If you’re anything like my dear departed father, you may not need to read any of my new “Retired Money” columns, which are dedicated to solving money management challenges for retirees. You see, my dad was an Ontario high-school teacher and the fortunate beneficiary of the famous defined benefit (DB) teachers’ pension plan.
He didn’t need to worry about investing—he owned only GICs and would proudly declare that he didn’t know a stock from a bond. Unlike you, dear reader, he didn’t need to. With a paid-for home, his GICs, teacher’s pension and government CPP and OAS, Dad was laughing in his classic “do-nothing” retirement. He could take long walks, read to his heart’s content and entertain neighbours with glasses of sherry.

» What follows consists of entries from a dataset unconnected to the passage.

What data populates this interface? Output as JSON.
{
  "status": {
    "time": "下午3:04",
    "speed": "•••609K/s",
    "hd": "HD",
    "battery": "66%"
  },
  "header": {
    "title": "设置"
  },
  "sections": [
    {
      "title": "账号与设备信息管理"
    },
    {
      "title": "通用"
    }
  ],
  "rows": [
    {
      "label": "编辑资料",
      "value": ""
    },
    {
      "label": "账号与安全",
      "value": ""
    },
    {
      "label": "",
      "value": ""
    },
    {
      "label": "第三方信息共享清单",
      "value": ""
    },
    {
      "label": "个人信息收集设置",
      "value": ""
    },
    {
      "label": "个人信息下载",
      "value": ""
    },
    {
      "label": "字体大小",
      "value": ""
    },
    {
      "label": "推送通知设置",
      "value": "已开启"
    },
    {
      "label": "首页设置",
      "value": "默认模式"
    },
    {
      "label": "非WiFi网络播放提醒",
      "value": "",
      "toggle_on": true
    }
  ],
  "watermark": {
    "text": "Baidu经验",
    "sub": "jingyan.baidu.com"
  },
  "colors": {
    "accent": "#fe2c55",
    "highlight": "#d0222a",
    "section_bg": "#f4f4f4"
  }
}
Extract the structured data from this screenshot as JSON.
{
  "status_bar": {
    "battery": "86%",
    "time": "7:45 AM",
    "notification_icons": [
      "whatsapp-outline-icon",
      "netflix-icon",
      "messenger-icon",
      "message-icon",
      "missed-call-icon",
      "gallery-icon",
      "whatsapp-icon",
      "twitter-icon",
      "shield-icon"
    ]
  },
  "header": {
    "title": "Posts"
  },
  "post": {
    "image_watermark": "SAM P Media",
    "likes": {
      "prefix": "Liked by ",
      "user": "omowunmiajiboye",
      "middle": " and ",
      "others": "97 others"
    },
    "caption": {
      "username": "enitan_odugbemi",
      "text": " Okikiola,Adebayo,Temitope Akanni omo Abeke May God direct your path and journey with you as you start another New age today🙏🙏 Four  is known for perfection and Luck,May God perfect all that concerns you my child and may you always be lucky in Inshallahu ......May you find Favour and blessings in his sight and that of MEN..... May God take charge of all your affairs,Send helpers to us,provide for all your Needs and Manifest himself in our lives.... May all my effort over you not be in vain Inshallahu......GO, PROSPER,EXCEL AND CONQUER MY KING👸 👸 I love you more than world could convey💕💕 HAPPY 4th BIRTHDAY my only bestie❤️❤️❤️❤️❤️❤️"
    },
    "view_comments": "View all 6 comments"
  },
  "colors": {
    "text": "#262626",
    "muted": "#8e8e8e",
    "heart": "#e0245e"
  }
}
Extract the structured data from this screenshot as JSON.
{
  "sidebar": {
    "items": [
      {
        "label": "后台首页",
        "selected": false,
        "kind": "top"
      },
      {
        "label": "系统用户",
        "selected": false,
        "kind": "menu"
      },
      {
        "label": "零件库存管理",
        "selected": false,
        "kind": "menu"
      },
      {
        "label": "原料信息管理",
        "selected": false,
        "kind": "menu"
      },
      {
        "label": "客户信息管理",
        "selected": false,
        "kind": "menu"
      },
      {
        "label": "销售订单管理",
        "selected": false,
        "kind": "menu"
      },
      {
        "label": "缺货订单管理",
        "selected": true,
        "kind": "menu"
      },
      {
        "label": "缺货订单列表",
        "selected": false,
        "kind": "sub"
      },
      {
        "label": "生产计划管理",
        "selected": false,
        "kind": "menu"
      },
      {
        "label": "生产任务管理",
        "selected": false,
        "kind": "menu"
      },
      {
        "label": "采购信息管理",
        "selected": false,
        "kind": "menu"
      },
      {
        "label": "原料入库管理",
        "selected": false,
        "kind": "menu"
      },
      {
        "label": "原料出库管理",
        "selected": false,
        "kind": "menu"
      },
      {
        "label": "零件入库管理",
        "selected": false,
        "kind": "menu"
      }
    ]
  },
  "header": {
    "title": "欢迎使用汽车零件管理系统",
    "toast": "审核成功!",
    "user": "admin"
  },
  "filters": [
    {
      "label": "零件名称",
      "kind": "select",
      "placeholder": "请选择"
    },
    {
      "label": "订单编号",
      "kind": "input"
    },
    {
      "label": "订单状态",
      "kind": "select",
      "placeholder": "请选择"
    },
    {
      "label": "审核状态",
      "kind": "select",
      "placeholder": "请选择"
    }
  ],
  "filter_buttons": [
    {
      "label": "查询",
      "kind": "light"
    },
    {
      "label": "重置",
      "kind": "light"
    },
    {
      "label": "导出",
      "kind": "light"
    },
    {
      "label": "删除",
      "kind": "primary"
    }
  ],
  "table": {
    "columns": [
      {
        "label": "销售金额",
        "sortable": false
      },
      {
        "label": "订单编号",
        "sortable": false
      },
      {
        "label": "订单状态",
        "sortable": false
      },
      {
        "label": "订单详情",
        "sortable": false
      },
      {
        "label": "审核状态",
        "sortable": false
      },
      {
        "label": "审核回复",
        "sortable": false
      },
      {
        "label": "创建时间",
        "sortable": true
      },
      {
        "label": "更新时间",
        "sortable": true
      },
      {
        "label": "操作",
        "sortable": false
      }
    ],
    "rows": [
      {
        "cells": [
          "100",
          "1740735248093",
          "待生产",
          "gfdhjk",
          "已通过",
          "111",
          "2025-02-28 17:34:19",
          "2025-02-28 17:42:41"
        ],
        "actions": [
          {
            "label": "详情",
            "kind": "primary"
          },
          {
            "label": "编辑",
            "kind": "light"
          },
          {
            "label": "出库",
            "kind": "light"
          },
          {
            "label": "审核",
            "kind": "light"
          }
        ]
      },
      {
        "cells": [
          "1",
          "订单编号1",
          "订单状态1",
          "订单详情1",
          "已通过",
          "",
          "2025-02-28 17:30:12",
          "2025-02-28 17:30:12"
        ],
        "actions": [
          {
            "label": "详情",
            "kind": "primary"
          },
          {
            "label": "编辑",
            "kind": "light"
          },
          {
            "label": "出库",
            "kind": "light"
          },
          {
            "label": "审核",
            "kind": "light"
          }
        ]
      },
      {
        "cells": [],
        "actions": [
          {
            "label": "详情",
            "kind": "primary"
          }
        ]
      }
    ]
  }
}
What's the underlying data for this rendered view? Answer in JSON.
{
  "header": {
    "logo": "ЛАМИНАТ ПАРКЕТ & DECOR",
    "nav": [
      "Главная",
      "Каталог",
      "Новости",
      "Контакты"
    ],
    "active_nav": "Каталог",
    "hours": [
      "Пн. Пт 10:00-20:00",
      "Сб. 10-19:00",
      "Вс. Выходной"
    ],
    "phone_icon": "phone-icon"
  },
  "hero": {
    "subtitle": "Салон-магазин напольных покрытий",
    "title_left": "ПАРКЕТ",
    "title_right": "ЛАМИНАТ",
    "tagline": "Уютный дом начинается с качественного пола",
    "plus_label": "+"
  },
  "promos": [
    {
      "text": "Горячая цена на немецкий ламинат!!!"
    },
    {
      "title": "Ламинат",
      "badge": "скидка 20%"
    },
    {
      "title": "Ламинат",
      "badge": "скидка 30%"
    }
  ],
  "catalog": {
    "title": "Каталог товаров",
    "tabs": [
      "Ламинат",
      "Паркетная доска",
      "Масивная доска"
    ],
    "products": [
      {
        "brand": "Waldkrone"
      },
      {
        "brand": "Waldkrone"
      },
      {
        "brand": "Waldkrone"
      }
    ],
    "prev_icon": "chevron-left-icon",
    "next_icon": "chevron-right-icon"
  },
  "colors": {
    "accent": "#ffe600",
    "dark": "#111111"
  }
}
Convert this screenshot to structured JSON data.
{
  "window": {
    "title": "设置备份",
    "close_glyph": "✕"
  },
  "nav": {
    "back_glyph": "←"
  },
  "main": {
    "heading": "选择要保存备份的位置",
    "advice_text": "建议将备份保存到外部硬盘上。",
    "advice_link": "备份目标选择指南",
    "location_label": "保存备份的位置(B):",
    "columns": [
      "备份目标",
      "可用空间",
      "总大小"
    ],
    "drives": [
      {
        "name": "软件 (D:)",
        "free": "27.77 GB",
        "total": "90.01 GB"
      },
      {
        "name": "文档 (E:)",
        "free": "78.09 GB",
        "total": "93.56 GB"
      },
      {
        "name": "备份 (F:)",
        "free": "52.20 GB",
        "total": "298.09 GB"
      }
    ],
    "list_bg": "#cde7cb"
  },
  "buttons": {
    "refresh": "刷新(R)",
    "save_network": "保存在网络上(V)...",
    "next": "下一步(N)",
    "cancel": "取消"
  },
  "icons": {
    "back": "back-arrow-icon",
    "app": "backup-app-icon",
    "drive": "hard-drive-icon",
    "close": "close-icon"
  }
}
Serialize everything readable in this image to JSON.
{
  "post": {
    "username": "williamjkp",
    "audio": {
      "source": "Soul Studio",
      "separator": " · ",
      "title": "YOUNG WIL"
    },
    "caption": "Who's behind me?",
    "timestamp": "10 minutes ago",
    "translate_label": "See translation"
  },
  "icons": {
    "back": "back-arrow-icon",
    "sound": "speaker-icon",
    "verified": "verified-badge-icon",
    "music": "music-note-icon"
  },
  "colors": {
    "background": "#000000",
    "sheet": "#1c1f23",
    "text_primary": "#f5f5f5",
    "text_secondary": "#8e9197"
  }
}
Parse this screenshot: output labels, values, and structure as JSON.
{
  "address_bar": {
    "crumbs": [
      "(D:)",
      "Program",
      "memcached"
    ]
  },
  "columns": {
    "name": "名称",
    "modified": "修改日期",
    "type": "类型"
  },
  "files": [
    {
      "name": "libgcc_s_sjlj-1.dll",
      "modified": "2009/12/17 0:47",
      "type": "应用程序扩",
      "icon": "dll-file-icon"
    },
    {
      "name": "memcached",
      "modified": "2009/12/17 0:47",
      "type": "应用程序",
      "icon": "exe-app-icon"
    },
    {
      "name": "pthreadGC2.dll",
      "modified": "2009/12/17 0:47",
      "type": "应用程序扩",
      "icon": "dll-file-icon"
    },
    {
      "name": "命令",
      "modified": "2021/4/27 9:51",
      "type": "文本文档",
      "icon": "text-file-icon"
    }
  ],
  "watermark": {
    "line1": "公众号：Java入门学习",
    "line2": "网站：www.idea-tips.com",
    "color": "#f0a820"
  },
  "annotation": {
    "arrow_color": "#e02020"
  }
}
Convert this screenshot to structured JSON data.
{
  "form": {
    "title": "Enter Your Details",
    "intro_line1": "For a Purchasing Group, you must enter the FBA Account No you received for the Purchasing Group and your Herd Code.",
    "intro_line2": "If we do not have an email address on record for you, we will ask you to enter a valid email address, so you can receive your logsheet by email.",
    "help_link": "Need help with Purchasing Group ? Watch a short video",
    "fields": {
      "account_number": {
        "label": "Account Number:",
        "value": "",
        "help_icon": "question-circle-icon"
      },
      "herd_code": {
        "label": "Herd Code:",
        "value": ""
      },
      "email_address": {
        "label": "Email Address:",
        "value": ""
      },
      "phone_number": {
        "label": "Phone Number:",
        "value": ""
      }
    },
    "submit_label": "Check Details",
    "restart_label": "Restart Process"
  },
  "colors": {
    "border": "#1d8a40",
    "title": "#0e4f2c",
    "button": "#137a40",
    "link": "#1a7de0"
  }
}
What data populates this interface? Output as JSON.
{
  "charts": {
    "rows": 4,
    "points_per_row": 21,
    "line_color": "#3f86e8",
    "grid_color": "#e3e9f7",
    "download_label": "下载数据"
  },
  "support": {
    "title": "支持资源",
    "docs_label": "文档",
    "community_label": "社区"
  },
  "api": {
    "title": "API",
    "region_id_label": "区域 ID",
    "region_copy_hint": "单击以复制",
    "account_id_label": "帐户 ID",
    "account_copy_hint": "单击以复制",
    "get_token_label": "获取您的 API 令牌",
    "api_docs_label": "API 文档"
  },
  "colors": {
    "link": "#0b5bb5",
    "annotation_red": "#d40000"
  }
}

Oh, and cheer for the Montreal Canadiens.
His two sons, and readers of their generation, may be less fortunate. For starters, only a minority of workers enjoy the kind of inflation-indexed guaranteed pension that Dad—and his widow—enjoyed. Second, most of us would be lucky to generate 2% a year if those GICs were held today, versus 5%-plus a generation ago. Third, while Dad lived to 87, today’s retirees should worry about longer life expectancies. Longevity is both a blessing and a curse. If you have good genes and a healthy lifestyle, your increased long life means you may be negatively impacted by the new normal of low interest rates and the lack of a real pension for life. You have a better chance of running out of money before you run out of time.
A fourth wrinkle in your fortune is inflation. It’s low and appears innocuous now but remains an inevitable and insidious destroyer of wealth and purchasing power. The longer you live, the more inflation will degrade the quality of any retirement nest egg you have managed to construct.
It’s a terrible pity that modern employers are loath to offer the kind of DB pension my dad enjoyed. This is why the Liberal government and all provinces but Quebec saw fit to “modestly” expand the Canada Pension Plan. Too late for those already or nearly retired but for today’s young people, an expanded CPP will be the closest thing to the pension my father enjoyed (not as good, but close).
Even after CPP is fully expanded, it will cover off only about a third of your working income (a rise from 25% of pensionable earnings which it has been doing). To generate the rest of the income needed, it will be necessary for you to read publications like this one and take responsibility for learning about investing. When companies shed DB pensions or no longer make them available to new hires, they are dumping responsibility for your financial future from their own shoulders onto those of their employees.
Low interest rates and inflation can be blamed on government, by which I mean the world’s central banks (including Bank of Canada) that dance to the tune of the mighty U.S. Federal Reserve.
It’s a shame about declining pension coverage but it’s a downright crime what governments are doing to savers. Far from encouraging us to save, those same low rates continually tempt consumers to go deeper into debt. You can be a saver, sure, but you’ll pay for it. As retired actuary expert Malcolm Hamilton told me, “We have a crisis with central bank policies and negative interest rates, which makes saving [outside tax shelters] more or less futile.”
Interest income is taxed at the top marginal rate, higher than “risky” assets like stocks. Investors whose main wealth is in RRSPs, TFSAs and non-registered investments are caught between the rock of minuscule (or even negative) interest rates and the hard place of risky stocks, which at today’s nosebleed valuations could severely correct at any moment.
There’s a phrase for this war on savers: financial repression. It’s a travesty, but I do not see this changing in what’s left of most of our lifetimes. How to cope with it will be the raison d’être of this column. There’s never been such a strong need for help in handling your investments in retirement, to fight back against the repression. “Retired Money” will make that fight its mandate, while also looking at semi-retirement because, sadly, many of us will not be able to afford the “Full Stop at 65” my father enjoyed.
Jonathan Chevreau is the Founder of the Financial Independence website and co-author of Victory Lap Retirement